In August 2004 I went to Rotterdam, the Netherlands for a conference. I was presenting my work on a recent meta-analysis of STEM simulations for learning. (You can read more about it here and can download the report here.) The conference was a meeting for two special interest groups of EARLI (the European version of AERA) – Instructional Design and Learning & Instruction with Computers. It was a small conference with no concurrent sessions (i.e., we were all in the same room for the entire conference) which was really nice because a) I didn’t have to make any decisions and wonder if I chose the wrong concurrent session and b) I was exposed to a bunch of interesting research that was a bit outside my normal area.

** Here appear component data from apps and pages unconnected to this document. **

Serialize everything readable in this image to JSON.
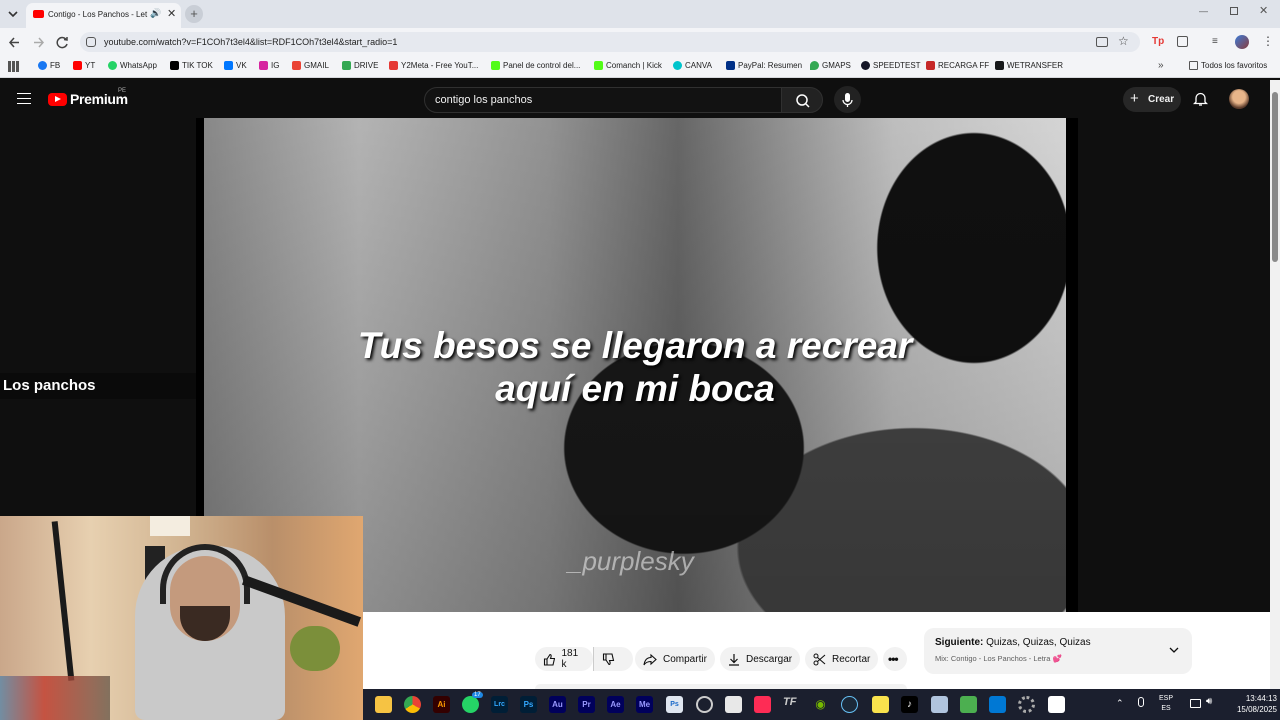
{
  "browser": {
    "tab_title": "Contigo - Los Panchos - Let",
    "url": "youtube.com/watch?v=F1COh7t3el4&list=RDF1COh7t3el4&start_radio=1",
    "bookmarks": [
      {
        "label": "FB",
        "icon": "facebook-icon",
        "color": "#1877f2"
      },
      {
        "label": "YT",
        "icon": "youtube-icon",
        "color": "#ff0000"
      },
      {
        "label": "WhatsApp",
        "icon": "whatsapp-icon",
        "color": "#25d366"
      },
      {
        "label": "TIK TOK",
        "icon": "tiktok-icon",
        "color": "#000000"
      },
      {
        "label": "VK",
        "icon": "vk-icon",
        "color": "#0077ff"
      },
      {
        "label": "IG",
        "icon": "instagram-icon",
        "color": "#d6249f"
      },
      {
        "label": "GMAIL",
        "icon": "gmail-icon",
        "color": "#ea4335"
      },
      {
        "label": "DRIVE",
        "icon": "drive-icon",
        "color": "#34a853"
      },
      {
        "label": "Y2Meta - Free YouT...",
        "icon": "y2meta-icon",
        "color": "#e53935"
      },
      {
        "label": "Panel de control del...",
        "icon": "kick-icon",
        "color": "#53fc18"
      },
      {
        "label": "Comanch | Kick",
        "icon": "kick-icon",
        "color": "#53fc18"
      },
      {
        "label": "CANVA",
        "icon": "canva-icon",
        "color": "#00c4cc"
      },
      {
        "label": "PayPal: Resumen",
        "icon": "paypal-icon",
        "color": "#003087"
      },
      {
        "label": "GMAPS",
        "icon": "maps-icon",
        "color": "#34a853"
      },
      {
        "label": "SPEEDTEST",
        "icon": "speedtest-icon",
        "color": "#141526"
      },
      {
        "label": "RECARGA FF",
        "icon": "recarga-icon",
        "color": "#c62828"
      },
      {
        "label": "WETRANSFER",
        "icon": "wetransfer-icon",
        "color": "#17181a"
      }
    ],
    "all_favorites": "Todos los favoritos"
  },
  "youtube": {
    "logo": "Premium",
    "region": "PE",
    "search_value": "contigo los panchos",
    "create_label": "Crear"
  },
  "player": {
    "lyrics_line1": "Tus besos se llegaron a recrear",
    "lyrics_line2": "aquí en mi boca",
    "watermark": "_purplesky",
    "chapter_title": "Los panchos"
  },
  "actions": {
    "likes": "181 k",
    "share": "Compartir",
    "download": "Descargar",
    "clip": "Recortar"
  },
  "next": {
    "label": "Siguiente:",
    "title": "Quizas, Quizas, Quizas",
    "mix": "Mix: Contigo - Los Panchos - Letra"
  },
  "taskbar": {
    "lang1": "ESP",
    "lang2": "ES",
    "time": "13:44:13",
    "date": "15/08/2025",
    "whatsapp_badge": "17"
  }
}
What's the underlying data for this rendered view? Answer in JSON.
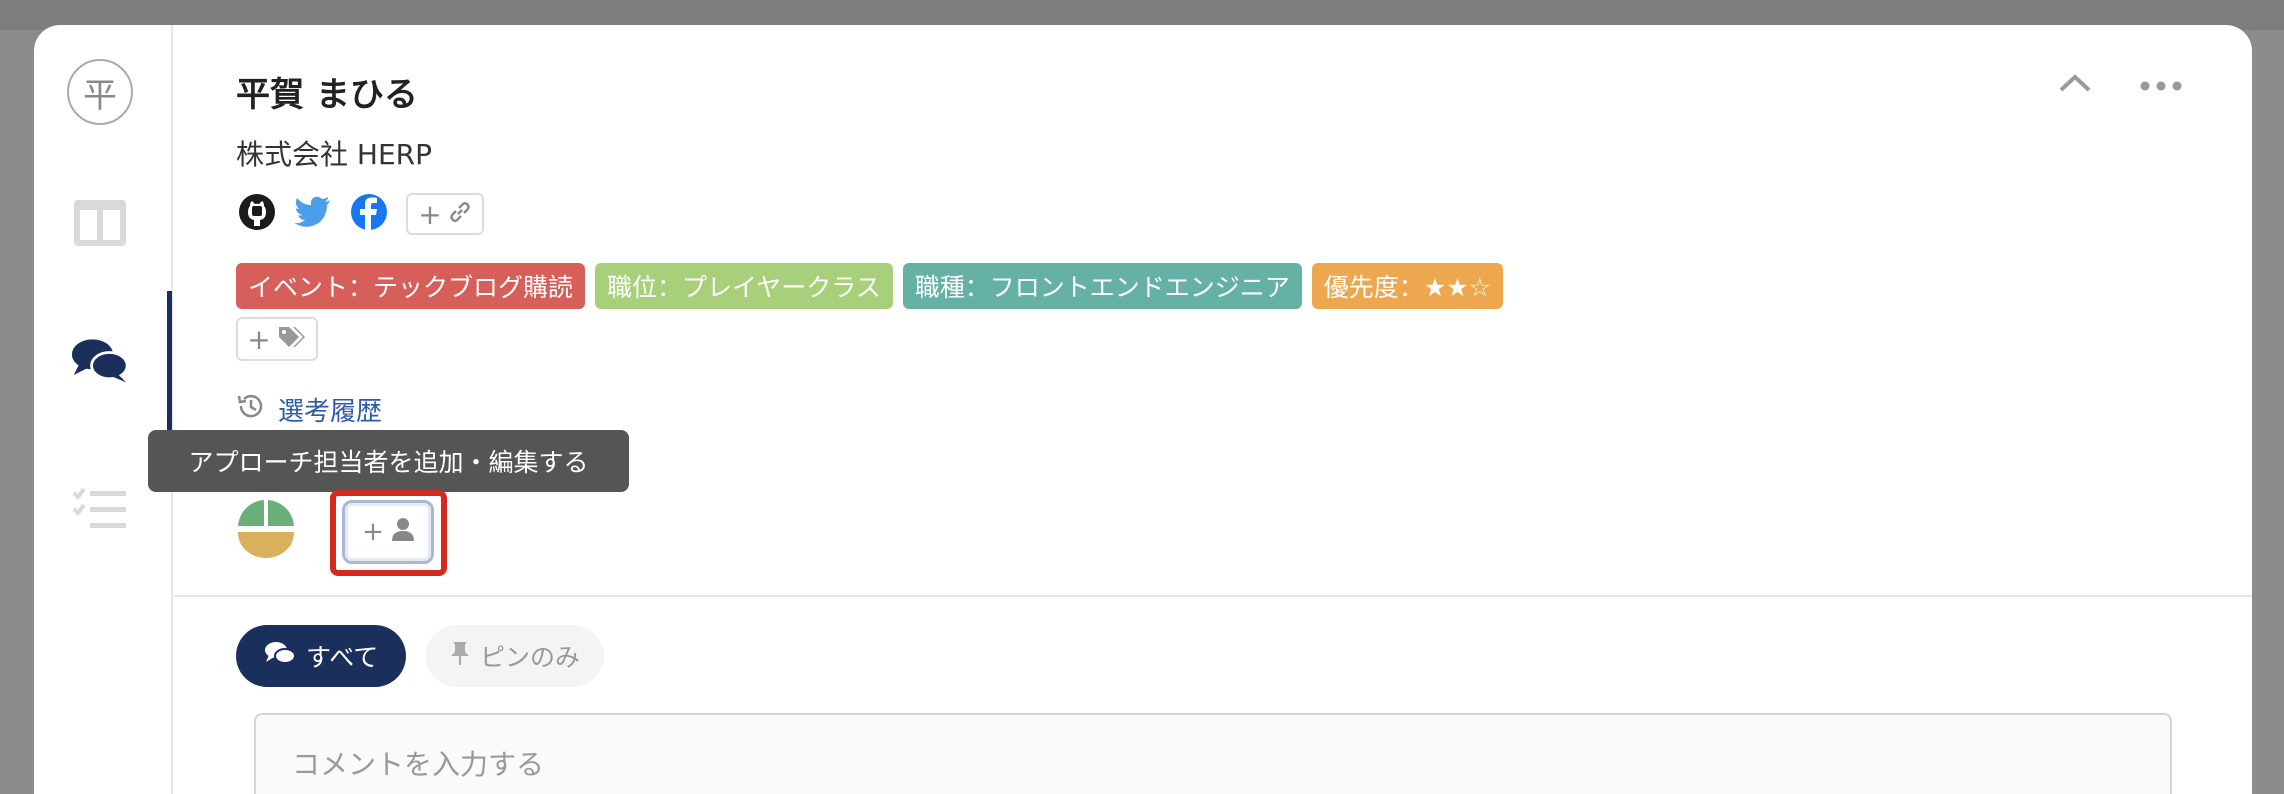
{
  "candidate": {
    "name": "平賀 まひる",
    "company": "株式会社 HERP",
    "avatar_initial": "平"
  },
  "social_links": [
    "github-icon",
    "twitter-icon",
    "facebook-icon"
  ],
  "add_link_label": "+",
  "tags": [
    {
      "label": "イベント：テックブログ購読",
      "color": "#d65f5a"
    },
    {
      "label": "職位：プレイヤークラス",
      "color": "#a8cf79"
    },
    {
      "label": "職種：フロントエンドエンジニア",
      "color": "#66b1a5"
    },
    {
      "label": "優先度：★★☆",
      "color": "#eda74e"
    }
  ],
  "add_tag_label": "+",
  "history_link": "選考履歴",
  "tooltip": "アプローチ担当者を追加・編集する",
  "add_assignee_label": "+",
  "filters": {
    "all": "すべて",
    "pinned": "ピンのみ"
  },
  "comment_placeholder": "コメントを入力する",
  "colors": {
    "navy": "#1b2f5c",
    "highlight": "#d42a1f",
    "link": "#2e5aa6"
  }
}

I had been to the Netherlands before, 10 years earlier, as part of a three-week bus tour of Europe that I went on right before I started grad school. During that trip I spent two days in Amsterdam and saw a wooden shoe making demo and ate lots of pommes frites and gouda cheese. This time, although I was flying into Amsterdam, I really only had time to check out Rotterdam which worked out well. Rotterdam is a really interesting city and I’m glad I had some time to explore it. The architecture in Rotterdam is unique and kind of weird because a lot of the old buildings (like those you might see in Amsterdam) were destroyed in WWII. So, when they rebuilt the city they invited a variety of architects to try out things. The result is an eclectic and inviting city with surprises around every corner.
I took the train from Amsterdam, which was a quick 20 minutes or so on the express train (the non-express was about an hour). It rained nearly all of that first day, but I still managed to figure out the light rail system, find my hotel, stumble upon a giant farmers’ market/flea market/fish market, and wander around the museumpark (it’s a park that has museums in it!).
By the end of the day I was exhausted. I had been awake for a very long time (didn’t really sleep on the plane too much). But I saw almost all of the city and went to a really nice art museum. I got to sleep in a bit the next day because the conference didn’t start until after lunch so that was nice.
The conference was being held at the Erasmus University Rotterdam which was a nice 15-20 minute walk from my hotel. It took me a while to find the rooms where the conference was being held (protip: make sure there are signs pointing to the rooms from the place where most people will be coming or at least send out an email with the room numbers!); a good way to find a conference is to follow people that are carrying poster tubes.
The conference went really well. I met lots of cool people doing interesting work. My paper was nominated for the best paper award (but it didn’t win). I got to talk a lot about the gory details of doing a big meta-analysis with some local grad students. I learned a lot about eye tracking studies. There were also a bunch of good talks on collaborative learning which is one of research foci right now.
I had a great time and would totally go back to Rotterdam. There were lots of cool shops and restaurants and museums. I would also probably go to that conference again. It’s good to meet new researchers and expand your disciplinary boundaries once in a while.
The rest of the pictures can be found on flickr.